I’m incredibly glad that this is the issue of Young Avengers I’ve gotten to review. Usually when you’re handed a comicbook in mid-arc (with nothing significant about the assignment) you’re just catching up on the storyline, admiring the creators and characters, and just all around pointing out why someone should buy the comic. With Young Avengers #4, though, I’m getting the opportunity to highlight just why this is one of the best Marvel NOW! books on the stands.
When Young Avengers was announced, it brought up mixed emotions for me as a fan. The original series by Allan Heinberg and Jim Cheung was an extremely solid superhero comic with a great Marvel twist on the idea of sidekick superteams. It raised the point that Marvel hasn’t really been a comic universe that encouraged a superhero to take on a protégé and put them in harm’s way like Batman does with Robin and Green Arrow does with Speedy. Heinberg and Cheung worked to make the series theirs and accomplished this with a solid voice and distinct art. This also the unfortunate side effect that when they couldn’t keep the book coming out on time, the characters were forced to sit on a shelf as opposed to handing off the ongoing monthly reigns to another writer/artist team. Sure, Marvel would put out an event-specific mini-series or two to remind the world that the characters still existed, but the actual forward momentum of a Young Avengers storyline was stalled for years.
Marvel NOW! changed all that. Heinberg and Cheung had their swansong on the title with their maxi-series, Young Avengers: Childeren’s Crusade and then they dropped the mic and walked off stage leaving the team in total disarray. Team members died, team members quit and that seemed like it for the book. Enter: Jamie McKelvie and Kieron Gillen, self-styled pop comics gods.
This mad comic duo became synonymous with quality comics with their two Phonogram mini-series from Image Comics. It was obvious from these books that they both had a love of pop music and fantastic magical landscapes. When the both of them finally got noticed, Gillen became the go-to journeyman writer while McKelvie would swoop in on random books like Secret Avengers and deliver a solid done-in-one issue. Their reunion on another Phonogram comic was derailed by the announcement of this new Young Avengers series and it looks like superhero comics are better of now that they’ve shown up.
From the first issue, the characters of the book feel like they’ve been taken to the left of Heinberg and Cheung’s original comic. The additional cast members of Kid Loki, Miss America, and Marvel Boy serve as the gateway characters for Gillen to use to direct the cast’s mainstays of Hawkeye (Kate Bishop), Wiccan, and Hulkling into a bold new direction for the team. In the first few issues of the series, Wiccan, in an attempt to help his boyfriend, Hulkling, reaches into alternate realities with his powers and tries to find a reality in which Hulking’s mother wasn’t killed in battle defending her son.

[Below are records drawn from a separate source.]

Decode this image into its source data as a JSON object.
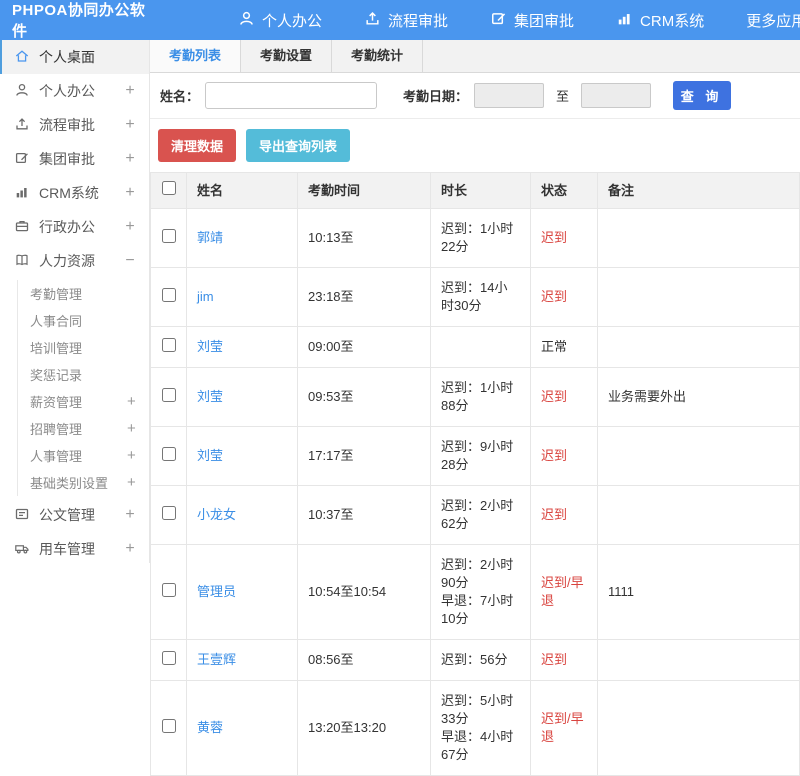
{
  "app": {
    "logo": "PHPOA协同办公软件"
  },
  "header": {
    "nav": [
      {
        "label": "个人办公",
        "icon": "person-icon"
      },
      {
        "label": "流程审批",
        "icon": "flow-approval-icon"
      },
      {
        "label": "集团审批",
        "icon": "edit-icon"
      },
      {
        "label": "CRM系统",
        "icon": "bar-chart-icon"
      },
      {
        "label": "更多应用",
        "icon": "caret-down-icon"
      }
    ]
  },
  "sidebar": {
    "items": [
      {
        "label": "个人桌面",
        "icon": "home-icon",
        "expand": ""
      },
      {
        "label": "个人办公",
        "icon": "person-icon",
        "expand": "+"
      },
      {
        "label": "流程审批",
        "icon": "flow-approval-icon",
        "expand": "+"
      },
      {
        "label": "集团审批",
        "icon": "edit-icon",
        "expand": "+"
      },
      {
        "label": "CRM系统",
        "icon": "bar-chart-icon",
        "expand": "+"
      },
      {
        "label": "行政办公",
        "icon": "briefcase-icon",
        "expand": "+"
      },
      {
        "label": "人力资源",
        "icon": "book-icon",
        "expand": "−"
      },
      {
        "label": "公文管理",
        "icon": "document-icon",
        "expand": "+"
      },
      {
        "label": "用车管理",
        "icon": "car-icon",
        "expand": "+"
      }
    ],
    "hr_submenu": [
      {
        "label": "考勤管理",
        "expand": ""
      },
      {
        "label": "人事合同",
        "expand": ""
      },
      {
        "label": "培训管理",
        "expand": ""
      },
      {
        "label": "奖惩记录",
        "expand": ""
      },
      {
        "label": "薪资管理",
        "expand": "+"
      },
      {
        "label": "招聘管理",
        "expand": "+"
      },
      {
        "label": "人事管理",
        "expand": "+"
      },
      {
        "label": "基础类别设置",
        "expand": "+"
      }
    ]
  },
  "tabs": [
    {
      "label": "考勤列表"
    },
    {
      "label": "考勤设置"
    },
    {
      "label": "考勤统计"
    }
  ],
  "search": {
    "name_label": "姓名：",
    "name_value": "",
    "date_label": "考勤日期：",
    "date_from": "",
    "to_label": "至",
    "date_to": "",
    "query_button": "查 询"
  },
  "toolbar": {
    "clean_button": "清理数据",
    "export_button": "导出查询列表"
  },
  "table": {
    "headers": [
      "姓名",
      "考勤时间",
      "时长",
      "状态",
      "备注"
    ],
    "rows": [
      {
        "name": "郭靖",
        "time": "10:13至",
        "d1": "迟到：1小时22分",
        "d2": "",
        "status": "迟到",
        "note": ""
      },
      {
        "name": "jim",
        "time": "23:18至",
        "d1": "迟到：14小时30分",
        "d2": "",
        "status": "迟到",
        "note": ""
      },
      {
        "name": "刘莹",
        "time": "09:00至",
        "d1": "",
        "d2": "",
        "status": "正常",
        "note": ""
      },
      {
        "name": "刘莹",
        "time": "09:53至",
        "d1": "迟到：1小时88分",
        "d2": "",
        "status": "迟到",
        "note": "业务需要外出"
      },
      {
        "name": "刘莹",
        "time": "17:17至",
        "d1": "迟到：9小时28分",
        "d2": "",
        "status": "迟到",
        "note": ""
      },
      {
        "name": "小龙女",
        "time": "10:37至",
        "d1": "迟到：2小时62分",
        "d2": "",
        "status": "迟到",
        "note": ""
      },
      {
        "name": "管理员",
        "time": "10:54至10:54",
        "d1": "迟到：2小时90分",
        "d2": "早退：7小时10分",
        "status": "迟到/早退",
        "note": "1111"
      },
      {
        "name": "王壹辉",
        "time": "08:56至",
        "d1": "迟到：56分",
        "d2": "",
        "status": "迟到",
        "note": ""
      },
      {
        "name": "黄蓉",
        "time": "13:20至13:20",
        "d1": "迟到：5小时33分",
        "d2": "早退：4小时67分",
        "status": "迟到/早退",
        "note": ""
      }
    ]
  },
  "colors": {
    "header_bg": "#4a96ee",
    "accent_link": "#3a8ee6",
    "status_red": "#d9443f",
    "query_btn": "#3e72e0",
    "danger_btn": "#d9534f",
    "info_btn": "#54bcd9"
  }
}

Wiccan thinks he’s found the perfect alternate universe but realizes too late that what he’s brought through is not Hulkling’s mother but a parasite that controls parents and is out to absorb Wiccan’s vast powers. Kid Loki and Miss America both show up to aid the couple but arrive too late to stop the summoning and are immediately on the run. Meanwhile, Hawkeye and Marvel Boy have met and hit it off and are enjoying a post-coital morning after when they’re attacked by marauding Skrull soldiers while on Marvel Boy’s spaceship in orbit.
This brings us to issue #4 where Kid Loki, Wiccan, Miss America, and Hulkling are surrounded at nightclub by more infected parents and are about to be captured. The issue opens with probably one of McKelvie’s most inventive setups as Marvel Boy arrives in the nick of time to save the foursome and a terrific action scene is outlined and executed. Marvel Boy easily dispatches the attackers and then spits his action movie line and the team is finally assembled and off to try to figure out the best solution to the parasite’s growing threat.
Young Avengers hooked me more from promo material than it did the first issue. I was worried after reading it that Gillen might have bitten off more than he could chew. Could he write these characters in a solid, clear adventure that would keep me interested month to month? After arriving at the fourth issue, I can see that I was horribly mistaken with that question. This was never going to be a solid, clear adventure book. It was going to be a wild rock opera with crazy soundtracks, solid dialogue, realistic emotional conflicts, and action and adventure delivered inventively. My other concern was if McKelvie could meet an even remotely monthly deadline. The solution appears to team him with the equally talented Mike Norton who splits duties by handling backgrounds while McKelvie does the main characters proper.
If you’re looking for a different take on superhero comics, then I highly recommend this comic. It never panders, fires on all cylinders, and continues to impress with every issue without slipping backwards.